### [DATA EXTRACT]
*****

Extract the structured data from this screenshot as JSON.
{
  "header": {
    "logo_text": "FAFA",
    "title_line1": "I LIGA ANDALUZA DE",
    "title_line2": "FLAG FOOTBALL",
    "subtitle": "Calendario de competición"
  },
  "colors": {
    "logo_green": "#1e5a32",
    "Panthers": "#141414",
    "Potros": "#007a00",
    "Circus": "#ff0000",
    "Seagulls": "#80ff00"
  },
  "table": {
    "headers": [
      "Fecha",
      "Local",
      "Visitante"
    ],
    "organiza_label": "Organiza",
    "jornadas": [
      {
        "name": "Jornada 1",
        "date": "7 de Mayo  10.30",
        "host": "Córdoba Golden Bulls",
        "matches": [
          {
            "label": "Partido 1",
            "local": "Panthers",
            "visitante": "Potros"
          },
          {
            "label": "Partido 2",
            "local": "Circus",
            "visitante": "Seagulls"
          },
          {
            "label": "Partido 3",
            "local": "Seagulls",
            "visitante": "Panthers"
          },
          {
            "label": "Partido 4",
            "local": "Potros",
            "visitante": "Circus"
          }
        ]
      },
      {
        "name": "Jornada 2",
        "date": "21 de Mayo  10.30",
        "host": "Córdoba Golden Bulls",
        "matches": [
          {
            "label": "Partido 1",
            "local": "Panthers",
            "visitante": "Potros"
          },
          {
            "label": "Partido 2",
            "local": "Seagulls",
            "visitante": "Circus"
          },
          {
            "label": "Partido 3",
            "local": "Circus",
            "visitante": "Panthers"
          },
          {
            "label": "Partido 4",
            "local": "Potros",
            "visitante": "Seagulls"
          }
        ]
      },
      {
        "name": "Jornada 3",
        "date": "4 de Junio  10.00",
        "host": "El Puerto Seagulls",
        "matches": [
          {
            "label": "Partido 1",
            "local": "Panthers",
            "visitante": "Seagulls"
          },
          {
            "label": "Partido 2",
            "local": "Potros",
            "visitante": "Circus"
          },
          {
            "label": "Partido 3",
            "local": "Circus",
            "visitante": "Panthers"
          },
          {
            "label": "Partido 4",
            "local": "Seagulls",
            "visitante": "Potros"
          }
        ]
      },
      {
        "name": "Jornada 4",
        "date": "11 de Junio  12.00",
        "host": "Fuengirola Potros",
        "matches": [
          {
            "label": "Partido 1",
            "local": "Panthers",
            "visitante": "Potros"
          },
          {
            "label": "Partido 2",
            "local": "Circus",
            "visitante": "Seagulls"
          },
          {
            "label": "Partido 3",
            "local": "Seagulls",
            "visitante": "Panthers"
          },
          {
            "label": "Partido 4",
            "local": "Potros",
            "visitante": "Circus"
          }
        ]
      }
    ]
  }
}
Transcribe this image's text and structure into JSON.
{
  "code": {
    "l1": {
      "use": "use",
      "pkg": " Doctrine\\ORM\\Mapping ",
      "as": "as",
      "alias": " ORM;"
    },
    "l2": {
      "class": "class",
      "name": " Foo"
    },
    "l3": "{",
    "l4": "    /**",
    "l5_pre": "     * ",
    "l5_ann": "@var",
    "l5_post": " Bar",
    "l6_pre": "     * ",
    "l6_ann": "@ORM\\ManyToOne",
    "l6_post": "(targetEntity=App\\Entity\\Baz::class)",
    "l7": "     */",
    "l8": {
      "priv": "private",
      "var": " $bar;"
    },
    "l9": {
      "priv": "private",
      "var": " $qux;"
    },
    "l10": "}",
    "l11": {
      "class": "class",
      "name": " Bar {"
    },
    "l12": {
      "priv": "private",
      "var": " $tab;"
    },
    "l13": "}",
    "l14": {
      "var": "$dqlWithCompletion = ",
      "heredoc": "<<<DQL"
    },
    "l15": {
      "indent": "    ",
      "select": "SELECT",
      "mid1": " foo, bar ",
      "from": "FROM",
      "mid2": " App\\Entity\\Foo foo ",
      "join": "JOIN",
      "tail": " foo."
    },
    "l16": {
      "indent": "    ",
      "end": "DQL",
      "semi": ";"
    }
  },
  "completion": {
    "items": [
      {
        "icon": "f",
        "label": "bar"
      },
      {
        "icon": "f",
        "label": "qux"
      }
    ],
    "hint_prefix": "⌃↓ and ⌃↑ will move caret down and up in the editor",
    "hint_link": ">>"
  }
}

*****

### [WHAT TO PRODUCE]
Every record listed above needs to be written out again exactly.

### [WRITTEN SOLUTION]
Extract the structured data from this screenshot as JSON.
{
  "header": {
    "logo_text": "FAFA",
    "title_line1": "I LIGA ANDALUZA DE",
    "title_line2": "FLAG FOOTBALL",
    "subtitle": "Calendario de competición"
  },
  "colors": {
    "logo_green": "#1e5a32",
    "Panthers": "#141414",
    "Potros": "#007a00",
    "Circus": "#ff0000",
    "Seagulls": "#80ff00"
  },
  "table": {
    "headers": [
      "Fecha",
      "Local",
      "Visitante"
    ],
    "organiza_label": "Organiza",
    "jornadas": [
      {
        "name": "Jornada 1",
        "date": "7 de Mayo  10.30",
        "host": "Córdoba Golden Bulls",
        "matches": [
          {
            "label": "Partido 1",
            "local": "Panthers",
            "visitante": "Potros"
          },
          {
            "label": "Partido 2",
            "local": "Circus",
            "visitante": "Seagulls"
          },
          {
            "label": "Partido 3",
            "local": "Seagulls",
            "visitante": "Panthers"
          },
          {
            "label": "Partido 4",
            "local": "Potros",
            "visitante": "Circus"
          }
        ]
      },
      {
        "name": "Jornada 2",
        "date": "21 de Mayo  10.30",
        "host": "Córdoba Golden Bulls",
        "matches": [
          {
            "label": "Partido 1",
            "local": "Panthers",
            "visitante": "Potros"
          },
          {
            "label": "Partido 2",
            "local": "Seagulls",
            "visitante": "Circus"
          },
          {
            "label": "Partido 3",
            "local": "Circus",
            "visitante": "Panthers"
          },
          {
            "label": "Partido 4",
            "local": "Potros",
            "visitante": "Seagulls"
          }
        ]
      },
      {
        "name": "Jornada 3",
        "date": "4 de Junio  10.00",
        "host": "El Puerto Seagulls",
        "matches": [
          {
            "label": "Partido 1",
            "local": "Panthers",
            "visitante": "Seagulls"
          },
          {
            "label": "Partido 2",
            "local": "Potros",
            "visitante": "Circus"
          },
          {
            "label": "Partido 3",
            "local": "Circus",
            "visitante": "Panthers"
          },
          {
            "label": "Partido 4",
            "local": "Seagulls",
            "visitante": "Potros"
          }
        ]
      },
      {
        "name": "Jornada 4",
        "date": "11 de Junio  12.00",
        "host": "Fuengirola Potros",
        "matches": [
          {
            "label": "Partido 1",
            "local": "Panthers",
            "visitante": "Potros"
          },
          {
            "label": "Partido 2",
            "local": "Circus",
            "visitante": "Seagulls"
          },
          {
            "label": "Partido 3",
            "local": "Seagulls",
            "visitante": "Panthers"
          },
          {
            "label": "Partido 4",
            "local": "Potros",
            "visitante": "Circus"
          }
        ]
      }
    ]
  }
}
Transcribe this image's text and structure into JSON.
{
  "code": {
    "l1": {
      "use": "use",
      "pkg": " Doctrine\\ORM\\Mapping ",
      "as": "as",
      "alias": " ORM;"
    },
    "l2": {
      "class": "class",
      "name": " Foo"
    },
    "l3": "{",
    "l4": "    /**",
    "l5_pre": "     * ",
    "l5_ann": "@var",
    "l5_post": " Bar",
    "l6_pre": "     * ",
    "l6_ann": "@ORM\\ManyToOne",
    "l6_post": "(targetEntity=App\\Entity\\Baz::class)",
    "l7": "     */",
    "l8": {
      "priv": "private",
      "var": " $bar;"
    },
    "l9": {
      "priv": "private",
      "var": " $qux;"
    },
    "l10": "}",
    "l11": {
      "class": "class",
      "name": " Bar {"
    },
    "l12": {
      "priv": "private",
      "var": " $tab;"
    },
    "l13": "}",
    "l14": {
      "var": "$dqlWithCompletion = ",
      "heredoc": "<<<DQL"
    },
    "l15": {
      "indent": "    ",
      "select": "SELECT",
      "mid1": " foo, bar ",
      "from": "FROM",
      "mid2": " App\\Entity\\Foo foo ",
      "join": "JOIN",
      "tail": " foo."
    },
    "l16": {
      "indent": "    ",
      "end": "DQL",
      "semi": ";"
    }
  },
  "completion": {
    "items": [
      {
        "icon": "f",
        "label": "bar"
      },
      {
        "icon": "f",
        "label": "qux"
      }
    ],
    "hint_prefix": "⌃↓ and ⌃↑ will move caret down and up in the editor",
    "hint_link": ">>"
  }
}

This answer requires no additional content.